The success of Myers' personal blog has led to an opportunity to write a bimonthly column for a relatively new publication, SEED magazine, which sponsors science blogs. Myers' Jan. 10, 2007 column, "PZ Myers on how the cavefish lost its eyes," can be read online at

SEED's founder and editor-in-chief, Adam Bly, is "an up and comer who promotes good science," said Myers.

The magazine is devoted to bringing art and science together, a concept of which Myers, as a faculty member at UMM, is well aware.
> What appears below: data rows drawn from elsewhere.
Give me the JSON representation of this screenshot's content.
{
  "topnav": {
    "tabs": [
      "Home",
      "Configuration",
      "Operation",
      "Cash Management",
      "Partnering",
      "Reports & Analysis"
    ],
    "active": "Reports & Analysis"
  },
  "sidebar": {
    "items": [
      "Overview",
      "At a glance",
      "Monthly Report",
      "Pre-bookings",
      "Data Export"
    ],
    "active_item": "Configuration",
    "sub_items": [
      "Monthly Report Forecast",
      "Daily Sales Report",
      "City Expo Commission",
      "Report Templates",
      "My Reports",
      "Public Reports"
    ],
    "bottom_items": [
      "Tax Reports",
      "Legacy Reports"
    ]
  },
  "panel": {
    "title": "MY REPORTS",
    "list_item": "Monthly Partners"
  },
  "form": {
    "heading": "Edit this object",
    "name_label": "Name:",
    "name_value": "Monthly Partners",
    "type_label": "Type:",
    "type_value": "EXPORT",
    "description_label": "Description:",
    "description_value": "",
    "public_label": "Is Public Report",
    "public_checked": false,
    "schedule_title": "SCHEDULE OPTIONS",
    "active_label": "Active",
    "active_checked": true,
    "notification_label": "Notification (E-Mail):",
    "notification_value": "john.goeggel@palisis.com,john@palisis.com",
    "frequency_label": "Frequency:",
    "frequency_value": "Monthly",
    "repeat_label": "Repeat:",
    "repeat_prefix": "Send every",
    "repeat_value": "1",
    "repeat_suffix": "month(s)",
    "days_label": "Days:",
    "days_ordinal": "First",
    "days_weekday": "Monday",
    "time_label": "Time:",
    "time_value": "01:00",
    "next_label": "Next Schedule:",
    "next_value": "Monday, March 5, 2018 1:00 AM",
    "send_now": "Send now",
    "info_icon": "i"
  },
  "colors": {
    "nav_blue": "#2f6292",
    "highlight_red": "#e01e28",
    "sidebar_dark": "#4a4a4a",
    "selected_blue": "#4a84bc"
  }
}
Myers was also invited by SEED to a "salon" in New York, an occasion for presentations, informal discussion and a celebratory dinner attended by only 30 invitees.

Myers is also in the process of writing his own book about evolution and developmental biology, atheism and creationism, with the working title "Natural Revelation."

A UMM faculty member since 2000, Myers and his student research partners have presented at various national conferences. UMM alum Matt Larson, for example, won first prize for "best undergraduate research presentation" at the 2001 National Zebrafish Conference. Following graduation from UMM, Larson continued his education at the University of Minnesota Medical School, and is now a physician.

"Research is very important in getting students to think scientifically; doing something new and having them thinking differently," said Myers. "At UMM, students get to know faculty on a one-to-one basis and faculty get to know the students. At the University of Washington (where Myers earned a bachelor of science degree in zoology), I felt like a passive consumer. UMM students get to be active participants."

Personal blogging and hob-nobbing with experts in his field aside, Myers is first and foremost a teacher and researcher. He deftly separates his personal beliefs from his classroom lecture topics.

"I tell my students that they must talk about facts and evidence."